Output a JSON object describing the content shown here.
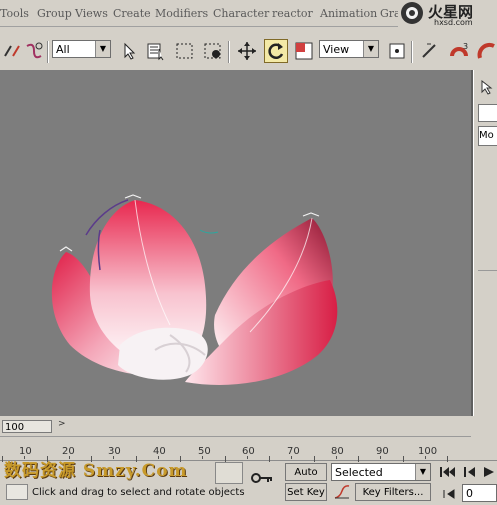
{
  "menu": {
    "items": [
      "Tools",
      "Group",
      "Views",
      "Create",
      "Modifiers",
      "Character",
      "reactor",
      "Animation",
      "Graph"
    ]
  },
  "logo": {
    "text": "火星网",
    "subtext": "hxsd.com"
  },
  "toolbar": {
    "selection_filter": "All",
    "ref_coord": "View"
  },
  "panel": {
    "label": "Mo"
  },
  "timeslider": {
    "value": "100",
    "next": ">"
  },
  "trackbar": {
    "ticks": [
      "10",
      "20",
      "30",
      "40",
      "50",
      "60",
      "70",
      "80",
      "90",
      "100"
    ]
  },
  "watermark": "数码资源 Smzy.Com",
  "status": {
    "prompt": "Click and drag to select and rotate objects",
    "auto_key": "Auto Key",
    "set_key": "Set Key",
    "key_mode": "Selected",
    "key_filters": "Key Filters...",
    "frame": "0"
  },
  "colors": {
    "viewport_bg": "#7d7d7d",
    "petal": "#e8284f",
    "ui_gray": "#d4d0c8"
  }
}
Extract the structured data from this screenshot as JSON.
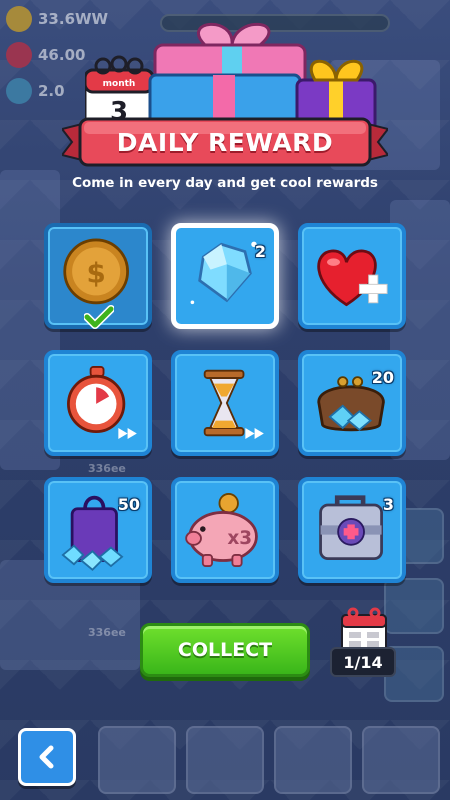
{
  "hud": {
    "coins": "33.6WW",
    "hearts": "46.00",
    "gems": "2.0"
  },
  "background": {
    "floor_label_1": "336ee",
    "floor_label_2": "336ee"
  },
  "header": {
    "calendar_month": "month",
    "calendar_day": "3",
    "title": "DAILY REWARD",
    "subtitle": "Come in every day and get cool rewards"
  },
  "rewards": [
    {
      "item": "coin",
      "quantity": "",
      "state": "claimed"
    },
    {
      "item": "gem",
      "quantity": "2",
      "state": "today"
    },
    {
      "item": "heart",
      "quantity": "",
      "state": "locked"
    },
    {
      "item": "stopwatch-boost",
      "quantity": "",
      "state": "locked"
    },
    {
      "item": "hourglass-boost",
      "quantity": "",
      "state": "locked"
    },
    {
      "item": "gem-purse",
      "quantity": "20",
      "state": "locked"
    },
    {
      "item": "gem-bag",
      "quantity": "50",
      "state": "locked"
    },
    {
      "item": "piggy-bank-x3",
      "quantity": "",
      "state": "locked"
    },
    {
      "item": "medkit-chest",
      "quantity": "3",
      "state": "locked"
    }
  ],
  "piggy_label": "x3",
  "collect_label": "COLLECT",
  "day_counter": "1/14",
  "colors": {
    "tile": "#33a7ee",
    "banner_red": "#e84a5a",
    "collect_green": "#4bc621",
    "back_blue": "#2f8fe6"
  }
}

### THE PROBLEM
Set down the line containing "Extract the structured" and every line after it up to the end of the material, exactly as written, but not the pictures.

### RESPONSE BOX
Extract the structured data from this screenshot as JSON.
{
  "hud": {
    "coins": "33.6WW",
    "hearts": "46.00",
    "gems": "2.0"
  },
  "background": {
    "floor_label_1": "336ee",
    "floor_label_2": "336ee"
  },
  "header": {
    "calendar_month": "month",
    "calendar_day": "3",
    "title": "DAILY REWARD",
    "subtitle": "Come in every day and get cool rewards"
  },
  "rewards": [
    {
      "item": "coin",
      "quantity": "",
      "state": "claimed"
    },
    {
      "item": "gem",
      "quantity": "2",
      "state": "today"
    },
    {
      "item": "heart",
      "quantity": "",
      "state": "locked"
    },
    {
      "item": "stopwatch-boost",
      "quantity": "",
      "state": "locked"
    },
    {
      "item": "hourglass-boost",
      "quantity": "",
      "state": "locked"
    },
    {
      "item": "gem-purse",
      "quantity": "20",
      "state": "locked"
    },
    {
      "item": "gem-bag",
      "quantity": "50",
      "state": "locked"
    },
    {
      "item": "piggy-bank-x3",
      "quantity": "",
      "state": "locked"
    },
    {
      "item": "medkit-chest",
      "quantity": "3",
      "state": "locked"
    }
  ],
  "piggy_label": "x3",
  "collect_label": "COLLECT",
  "day_counter": "1/14",
  "colors": {
    "tile": "#33a7ee",
    "banner_red": "#e84a5a",
    "collect_green": "#4bc621",
    "back_blue": "#2f8fe6"
  }
}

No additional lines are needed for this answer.